Keri Gans, RDN, a New York City-based nutritionist and author of The Small Change Diet, shares just how healthy this go-to summer barbecue favorite is and what we can do to make it even better for our bodies. One thing’s for sure: You don’t have to skip out on this all-American classic. With these tricks, you’ll be one step closer to consuming a healthier dog whether you’re sitting in the bleachers at a baseball game, in between coaster rides at the amusement park or soaking up some rays at the beach. Now that’s hot.
Hot dog nutrition
Moderation is key, obviously, but for those of us not entering a hot dog eating contest this summer, we don’t really have to worry about what’s in our links if we take a look at the label. “There’s nothing wrong with the occasional hot dog,” says Gans. “Many brands available today are made with 100 percent beef, with no fillers or nitrates.”
The grocery store refrigerator section is riddled with different types of dogs.
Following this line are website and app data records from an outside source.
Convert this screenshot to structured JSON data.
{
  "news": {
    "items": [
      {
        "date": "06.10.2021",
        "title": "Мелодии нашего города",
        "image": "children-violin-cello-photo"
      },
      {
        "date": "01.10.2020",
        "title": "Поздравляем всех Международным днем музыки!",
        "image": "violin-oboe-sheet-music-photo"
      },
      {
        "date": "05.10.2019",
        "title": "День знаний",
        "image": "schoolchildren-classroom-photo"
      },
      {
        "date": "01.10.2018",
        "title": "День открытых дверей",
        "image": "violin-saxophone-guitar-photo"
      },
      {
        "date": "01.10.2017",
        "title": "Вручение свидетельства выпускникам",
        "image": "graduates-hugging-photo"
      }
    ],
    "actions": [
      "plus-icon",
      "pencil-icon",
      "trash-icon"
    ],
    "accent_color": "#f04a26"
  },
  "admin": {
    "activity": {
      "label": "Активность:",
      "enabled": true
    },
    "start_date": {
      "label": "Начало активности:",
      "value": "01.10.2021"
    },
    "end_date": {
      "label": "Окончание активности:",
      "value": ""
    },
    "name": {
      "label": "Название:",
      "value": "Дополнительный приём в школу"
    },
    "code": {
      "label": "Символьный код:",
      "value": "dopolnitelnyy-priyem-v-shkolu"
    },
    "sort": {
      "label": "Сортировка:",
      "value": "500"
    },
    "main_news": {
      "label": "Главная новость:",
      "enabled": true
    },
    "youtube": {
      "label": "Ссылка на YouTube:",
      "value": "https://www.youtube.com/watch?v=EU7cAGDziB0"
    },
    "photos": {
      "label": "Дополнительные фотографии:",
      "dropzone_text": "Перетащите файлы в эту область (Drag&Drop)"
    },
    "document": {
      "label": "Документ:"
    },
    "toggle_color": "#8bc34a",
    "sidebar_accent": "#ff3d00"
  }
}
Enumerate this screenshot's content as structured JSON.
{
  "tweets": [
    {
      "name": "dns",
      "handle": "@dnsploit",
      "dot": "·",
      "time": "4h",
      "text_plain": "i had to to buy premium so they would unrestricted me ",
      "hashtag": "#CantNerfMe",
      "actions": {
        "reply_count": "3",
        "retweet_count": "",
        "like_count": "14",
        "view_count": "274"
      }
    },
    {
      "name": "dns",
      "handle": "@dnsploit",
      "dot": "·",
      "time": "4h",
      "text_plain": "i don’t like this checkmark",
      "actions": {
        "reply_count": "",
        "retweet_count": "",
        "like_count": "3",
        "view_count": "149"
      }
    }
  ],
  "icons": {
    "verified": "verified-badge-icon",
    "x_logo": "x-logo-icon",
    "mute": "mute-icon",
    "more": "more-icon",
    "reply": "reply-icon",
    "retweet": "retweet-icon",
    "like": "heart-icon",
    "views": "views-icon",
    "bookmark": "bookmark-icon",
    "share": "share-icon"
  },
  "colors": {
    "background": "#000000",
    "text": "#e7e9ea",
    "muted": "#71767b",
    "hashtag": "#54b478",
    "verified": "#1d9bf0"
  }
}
Nope, this isn’t your all-American beef wiener anymore. You now have the hefty choice between turkey, chicken and even tofu for you veggie-loving folks. While these varieties typically have less calories and saturated fat than the original beef hot dog, sodium levels are just around the same number for any type of dog.
If you’re having a tough time deciding what to buy, turn over the package and read the label, says Gans. Look for 100 percent beef, chicken or turkey as the first ingredient, with water typically coming in second. Then, compare the saturated fat and sodium levels. In this case, lower is always better.
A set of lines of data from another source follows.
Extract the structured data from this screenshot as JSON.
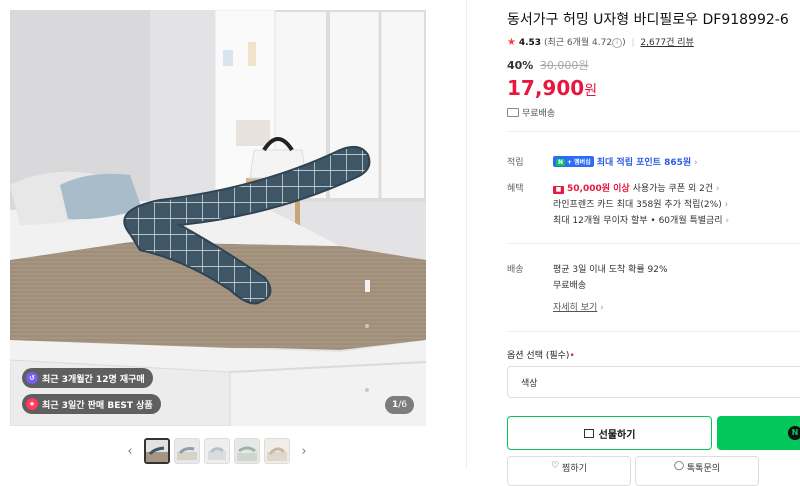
{
  "product": {
    "title": "동서가구 허밍 U자형 바디필로우 DF918992-6",
    "rating": {
      "score": "4.53",
      "recent": "(최근 6개월 4.72",
      "recent_close": ")",
      "reviews": "2,677건 리뷰"
    },
    "discount_rate": "40%",
    "original_price": "30,000원",
    "price": "17,900",
    "price_unit": "원",
    "shipping_label": "무료배송"
  },
  "image": {
    "badges": [
      "최근 3개월간 12명 재구매",
      "최근 3일간 판매 BEST 상품"
    ],
    "counter_current": "1",
    "counter_total": "/6"
  },
  "gallery": {
    "prev": "‹",
    "next": "›",
    "thumb_count": 5,
    "active_index": 0
  },
  "benefits": {
    "points_label": "적립",
    "points_badge_n": "N",
    "points_badge_plus": "+",
    "points_badge_text": "멤버십",
    "points_text": "최대 적립 포인트 865원",
    "perks_label": "혜택",
    "coupon_icon": "■",
    "coupon_amount": "50,000원 이상",
    "coupon_text": " 사용가능 쿠폰 외 2건",
    "card_text": "라인프렌즈 카드 최대 358원 추가 적립(2%)",
    "installment_text": "최대 12개월 무이자 할부 • 60개월 특별금리"
  },
  "delivery": {
    "label": "배송",
    "arrival": "평균 3일 이내 도착 확률 92%",
    "fee": "무료배송",
    "detail_link": "자세히 보기"
  },
  "options": {
    "label": "옵션 선택 (필수)",
    "required_mark": "•",
    "select_placeholder": "색상"
  },
  "actions": {
    "gift_label": "선물하기",
    "buy_logo": "N",
    "wish_label": "찜하기",
    "talk_label": "톡톡문의"
  },
  "colors": {
    "price_red": "#e8173f",
    "naver_green": "#03c75a",
    "benefit_blue": "#2f5ee4"
  }
}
Hot dog calories
Your typical beef hot dog contains around 150 calories, 13 grams of fat, 5 grams of saturated fat, 450 milligrams of sodium and 6 grams of protein. So, while you might not want to down a dozen, just one won’t break your no-junk-food diet.
How to make a hot dog healthy
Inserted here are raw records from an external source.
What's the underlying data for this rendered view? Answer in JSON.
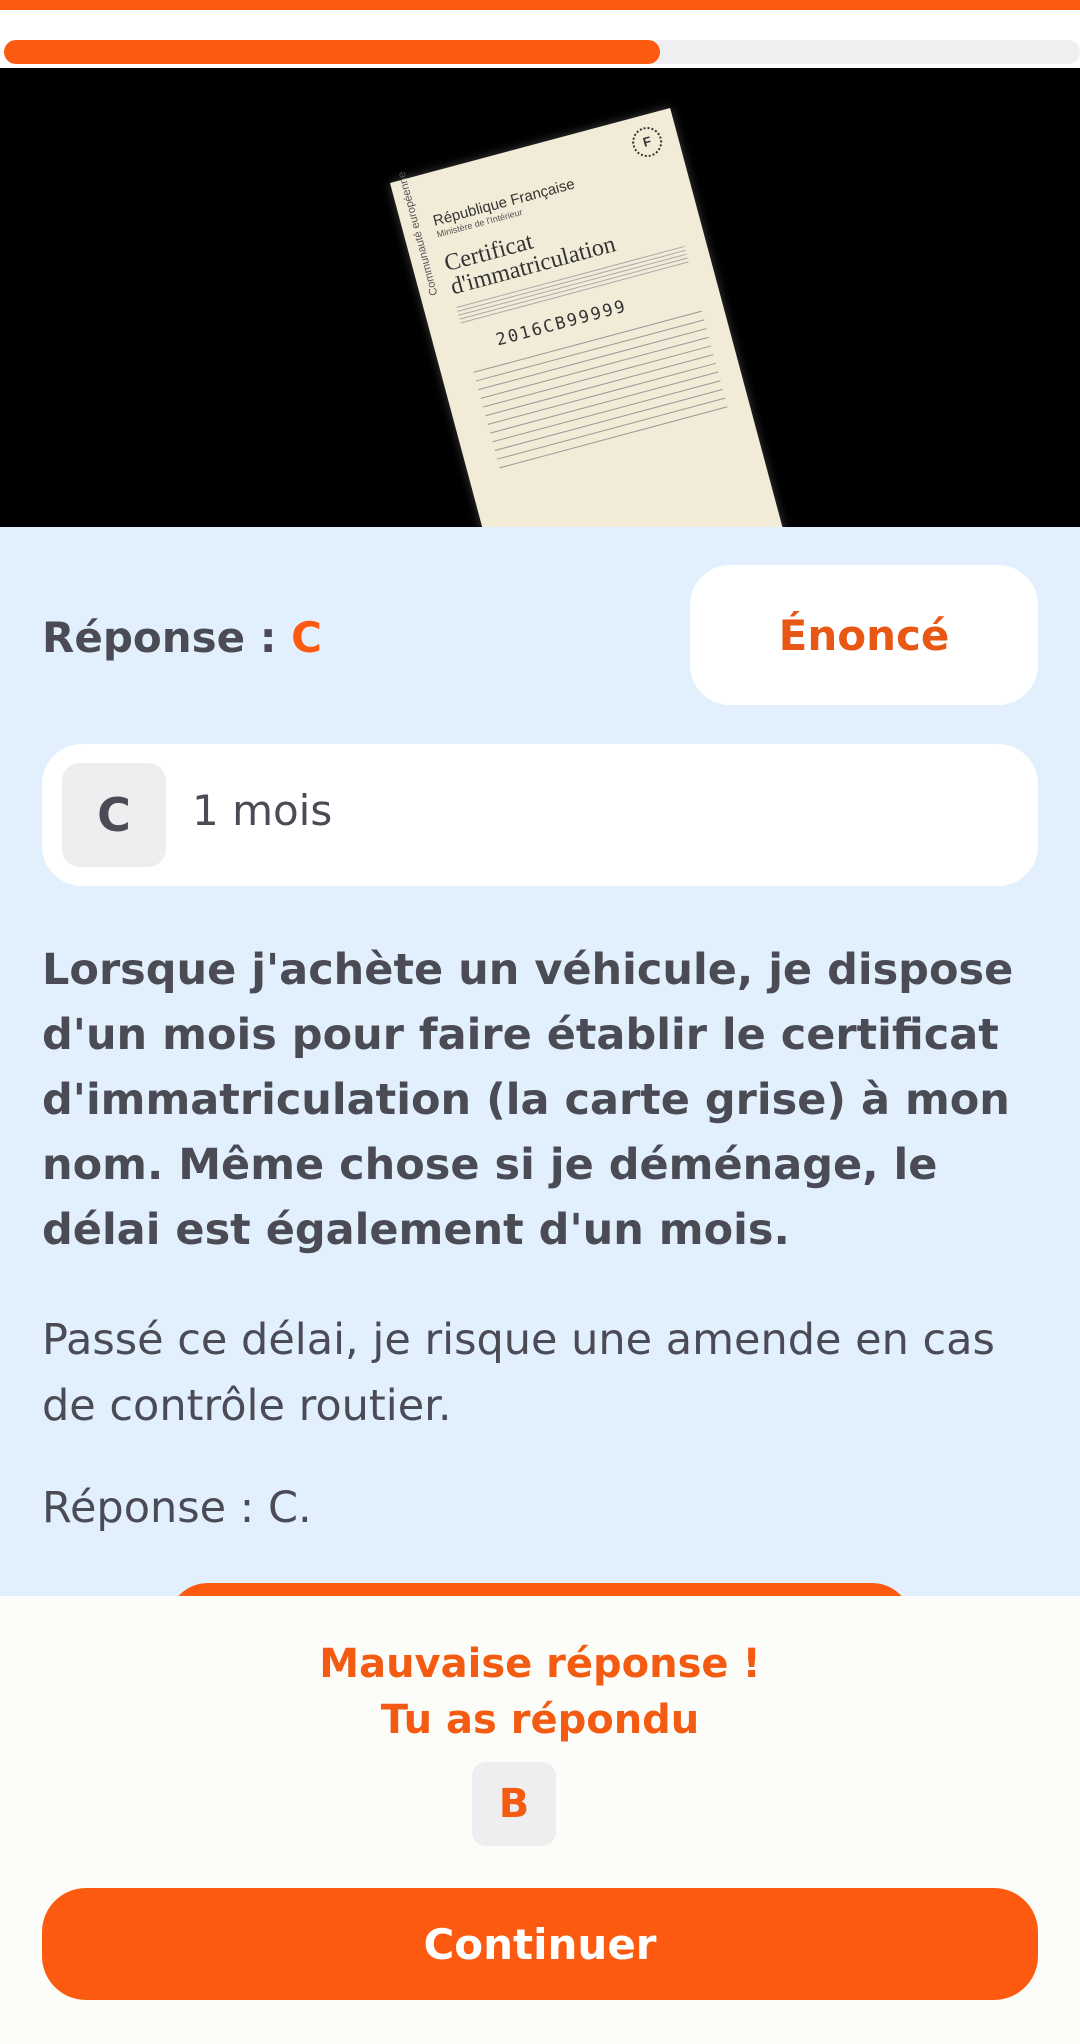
{
  "progress": {
    "fraction": 0.61
  },
  "image": {
    "doc_country": "République Française",
    "doc_ministry": "Ministère de l'Intérieur",
    "doc_title": "Certificat d'immatriculation",
    "doc_number": "2016CB99999",
    "doc_side": "Communauté européenne",
    "doc_flag": "F"
  },
  "answer": {
    "label": "Réponse : ",
    "letter": "C"
  },
  "enonce_button": "Énoncé",
  "choice": {
    "letter": "C",
    "text": "1 mois"
  },
  "explanation": {
    "bold": "Lorsque j'achète un véhicule, je dispose d'un mois pour faire établir le certificat d'immatriculation (la carte grise) à mon nom. Même chose si je déménage, le délai est également d'un mois.",
    "para2": "Passé ce délai, je risque une amende en cas de contrôle routier.",
    "para3": "Réponse : C."
  },
  "result": {
    "line1": "Mauvaise réponse !",
    "line2": "Tu as répondu",
    "given_letter": "B"
  },
  "continue_button": "Continuer",
  "colors": {
    "accent": "#fb5a10",
    "background": "#e2effd",
    "text": "#4b4b55"
  }
}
Like the old saying goes: What you put on your hot dog says a lot about you. Alright, alright, so that isn’t really a thing, but you still have a lot to choose from when it comes to topping a frank. New York dogs keep it simple with sauerkraut and spicy mustard, Chicagoans go all out with tomatoes, pickles and peppers, and those from San Francisco take theirs BLT-style (yes, bacon-wrapped hot dogs are a real thing). But before you get too carried away at the topping cart, hear us out on what to say yay or nay to.
Sauerkraut is recommended, says Gans, because it’s a good source of gut-healthy probiotic. And while there’s nothing wrong with drizzling on a little ketchup, mustard, pickles and relish, these items will up your sodium content, so drink plenty of water before, during and after your feast. If you have the choice, look for a whole wheat bun to nestle your delicious dog and bountiful toppings into. And last note: Skip the cheese. Sorry to all you cheddar-lovers out there, but that yellow slice of creaminess only adds extra calories and fat. (Even though it is incredibly delicious.) “Try to stick to one serving,” Gans suggests, “but most of all, if you want to eat one this weekend, just enjoy it!”